  • Marginal costs of oil production for non-OPEC producers increase more steeply once production reaches close to capacity.
  • This scenario is analogous to a leftward shift in the world supply curve (OPEC producers supply a smaller quantity of oil), which raises the equilibrium price.
  • This scenario would cause the demand curve for oil to shift downwards as economies increase consumption of renewable energy, which reduces the price of oil.
  • The availability of substitutes would make the demand curve less steep (consumers are more price-elastic), so the new equilibrium price cannot be higher than the current equilibrium price.
  • The upward-sloping portion of the supply curve would become steeper, so the equilibrium price would be higher than P0.

Exercise 8.8 The world market for oil

The oil market is constantly changing, and 2020 was a particularly unusual year. Use BP’s Statistical Review of World Energy (pp. 1–9) to answer the following questions.

  1. According to the report, why was 2020 an unusual year for the oil market?
  2. The ‘Oil market in 2020’ chart shows the changes in demand and supply over three time periods (December 2019–April 2020, April–August 2020, September–December 2020), along with information about global oil stocks and oil prices.
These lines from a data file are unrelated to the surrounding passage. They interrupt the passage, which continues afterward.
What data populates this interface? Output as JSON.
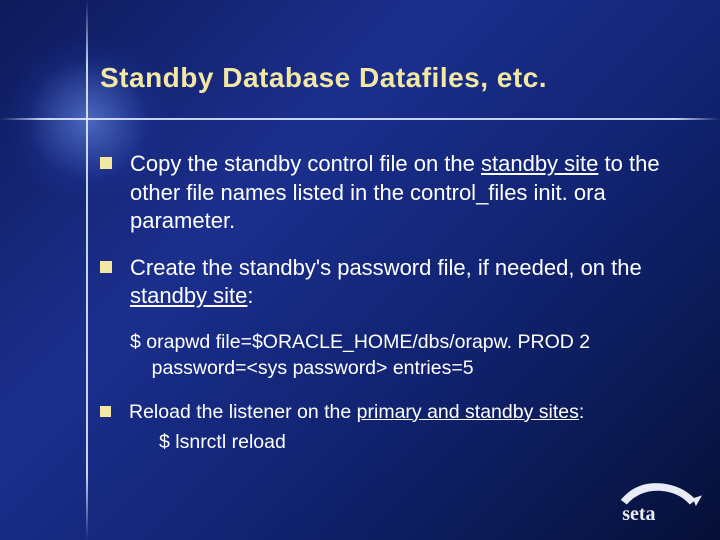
{
  "title": "Standby Database Datafiles, etc.",
  "bullets": {
    "b1": {
      "t1": "Copy the standby control file on the ",
      "u1": "standby site",
      "t2": " to the other file names listed in the control_files init. ora parameter."
    },
    "b2": {
      "t1": "Create the standby's password file, if needed, on the ",
      "u1": "standby site",
      "t2": ":"
    },
    "sub_cmd": {
      "l1": "$ orapwd file=$ORACLE_HOME/dbs/orapw. PROD 2",
      "l2": "password=<sys password> entries=5"
    },
    "b3": {
      "t1": "Reload the listener on the ",
      "u1": "primary and standby sites",
      "t2": ":"
    },
    "sub_cmd2": {
      "l1": "$ lsnrctl reload"
    }
  },
  "logo_text": "seta"
}
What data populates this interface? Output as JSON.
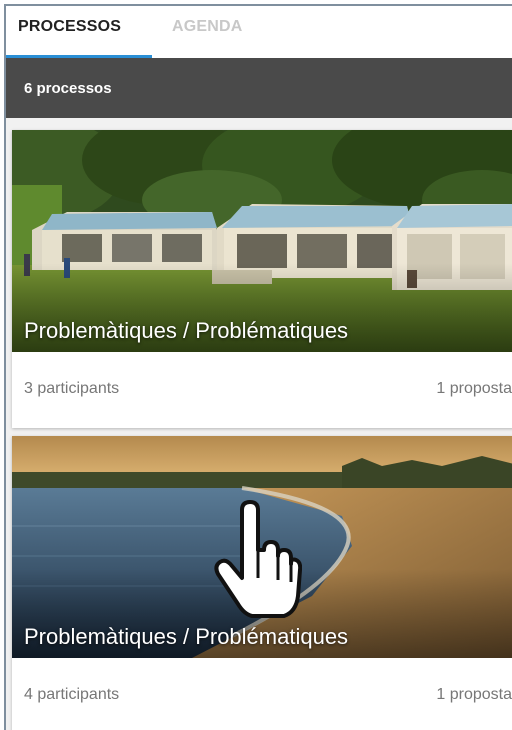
{
  "tabs": [
    {
      "label": "PROCESSOS",
      "active": true
    },
    {
      "label": "AGENDA",
      "active": false
    }
  ],
  "process_count": "6 processos",
  "cards": [
    {
      "title": "Problemàtiques / Problématiques",
      "participants": "3 participants",
      "proposals": "1 proposta",
      "image": "campsite-tents-photo"
    },
    {
      "title": "Problemàtiques / Problématiques",
      "participants": "4 participants",
      "proposals": "1 proposta",
      "image": "lake-beach-sunset-photo"
    }
  ],
  "colors": {
    "tab_underline": "#2a8fd6",
    "count_bar": "#4a4a4a"
  },
  "cursor_icon": "hand-pointer-icon"
}
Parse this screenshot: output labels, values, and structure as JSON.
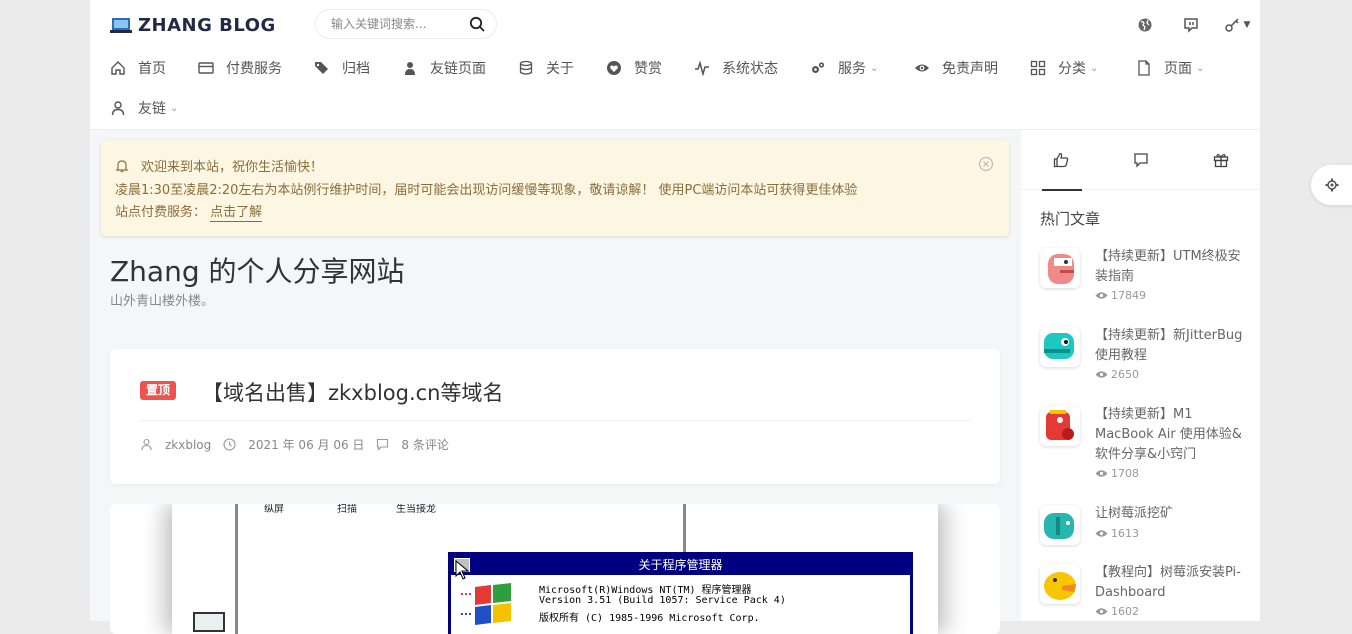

Assume that the global oil market was in the equilibrium described in Figure 8.19. For each time period, draw a diagram similar to Figure 8.19 to show these changes in the oil market, making sure that the outcomes are consistent with the information in the chart.
  3. Identify one trend or recent development discussed in the report, and explain how it will likely affect the market for oil (supply, demand, equilibrium price/quantity). Use a diagram to illustrate your answer.